Collin Raye’s path from country to Christian musicWritten by Vicki L. Kroll | | email@example.com
Two years ago, Collin Raye’s granddaughter, Haley, died from a rare neurological disease. She was 10. While coping with the loss, he and his daughter, Brittany, Haley’s mom, wrote a song, “Undefeated.”
“[‘Undefeated’] is sort of an anthem for those of us who have gone through really hard stuff, some of the ultimate things people deal with, and come out on the other side more full of faith than ever,” Raye said. “And I believe the only way you can achieve that is God; I don’t think there’s any other man-made way you can overcome massive loss in your life and still come out strong and functioning at a high level on the other end without the love of God.
“That’s what that song is a testimony to, and I really believe God gave my daughter and I the song — and he wants it to be heard.”
Millions are hearing it on Raye’s first Christian disc, “His Love Remains,” which was released last year.
“To see the success the album has had and the reviews that we get online … that means so much to me because when you do change directions, you never know. It’s always a bit of a gamble,” he said during a call from a tour stop in Milwaukee.
Fans of the country star will hear some spiritual songs when Raye plays a 7:30 p.m. show Feb. 18 at Monroe County Community College’s La-Z-Boy Center Meyer Theater. Tickets are $37 and $27.
“People still want to hear all the hits. I had 24 top 10 records and 15 of them went No. 1, so you can’t really play them all in one show, but I play the ones that people remember the most,” Raye said. “I’ve worn my faith on my sleeve really my entire career, so it’s really not a shock to anybody that I play [Christian songs] — I’m wise about which to choose, some of the ones that are more generally accepted, so that I definitely get the message across, everyone knows what the record is, and hopefully will enjoy the spirit that comes along with it without making it preachy.”
He was quick to point out that he recognizes his role as an entertainer.
“Nothing in my ‘secular, normal show’ is the slightest bit offensive to anybody who’s a believer. The two things kind of go hand in hand; that’s what I’ve worked very hard on the past 20 years to build.

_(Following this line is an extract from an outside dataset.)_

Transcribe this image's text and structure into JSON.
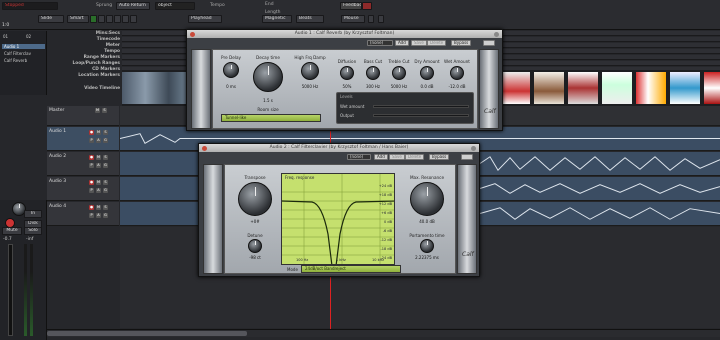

“I never wanted to do just basic country, beer-drinking, we’re-here-to-sell-beers type of shows. Nothing wrong with that at all, but there’s so many people doing that. That was never my intention.
“I always wanted my music — with the exception of songs ‘That’s My Story,’ ‘Little Red Rodeo’ and ‘My Kind of Girl,’ those are just good, fun hits, you know, they’re lively. For the most part, my shows are full of songs that have a message and many of them were hits — ‘I Think About You’ and ‘Little Rock’ and ‘Not That Different,’ ‘Love, Me’ — all those songs had a message to them and were inspirational. So my shows have always kind of been inspirational.”